Re: Misc taxation Gesell & Johansen
- --- In LandCafe@yahoogroups.com, "roy_langston" <roy_langston@...> wrote:
>It wasn't actually a "fabrication"--he clearly meant new to ownership in that area. And I'm guessing you understood that.
>> plus a decreasing with time exemption for being new to the area.
> That is another outright fabrication. It has nothing to do with being new to the area, only new to ownership of that parcel.
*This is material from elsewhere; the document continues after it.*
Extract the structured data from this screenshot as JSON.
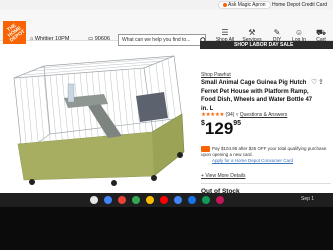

Anyhow, I have a question. Why should there be a recent purchase exemption on plots in areas that have been subject to full LVT for a long time. Say some plot has been surrendering the full rental value of the unimproved land to the community for a decade. Then somebody buys that property. Now, it's no longer subject to LVT for awhile? What possible reason could there be for that policy? The buyer isn't being reamed, since the purchase price of the lot already reflected the tax liability (or would if there were no RPE on it).
Seems wrongheaded to me, but maybe I'm missing something.
- --- In LandCafe@yahoogroups.com, Scott Bergeson <scottb@...> wrote:
>Sorry for the late response. What do you mean by collateral then? Land/buildings can be handed over to the lender as well, can't it? Both loans secured on a physical object that can redeem the debt by reposession, and personal debts, should be entirely legal. I'm not sure if you mean that any specific institutional aspect of mortgage collateral should be abolished, or the idea, which is kind of the basis of risk-taking and economic growth IMO. If anything, the american model is better than what I know as mortgages. AFAIU you can hand over your property and "walk away". No such thing exists here. Even if you hand back the property, you are personally liable for the redemption of the debt, and a creditor sale of a property (moveable objects as well), can only be done through the courts.
> Quoting k_r_johansen on Thu, 25 Oct 2012 20:45:37 -0000:
> Interesting concept. In most cases, owners servicing mortgages would just
> use their UIEs as an offset to the LVT and continue making the payments.
> If we are talking about a straight swap from income tax to
> LVT, most people would theoretically still have the ability to
> pay. The problem is, and I admit I'm looking at this from the
> Bankster's side, that the collateral just isn't there any more
> (assuming capital values do fall, which I believe they will),
> and the change in risk has implications. Imagine that the country
> suddenly changed systems, and (by the figures I gave), a debt load
> of somewhere around 50% of GDP changed from being collateralized
> to more or less personal loans, but at an interest of 4%.
> Govt. would have to step in as a guarantee in either scheme.
> Abolish collateral. Even more than land privilege, that
> bankster concept keeps people enslaved. If it isn't
> outright security; i.e., something that can be handed over
> to the lender, thus entirely discharging the debt; the
> debt is unconscionable, and ought to be nullified outright.
> Obviously, this also requires concomitant abolition of
> Glass-Steagall (FDIC). Write down all deposits in any given
> institution proportionate to nullification of its assets.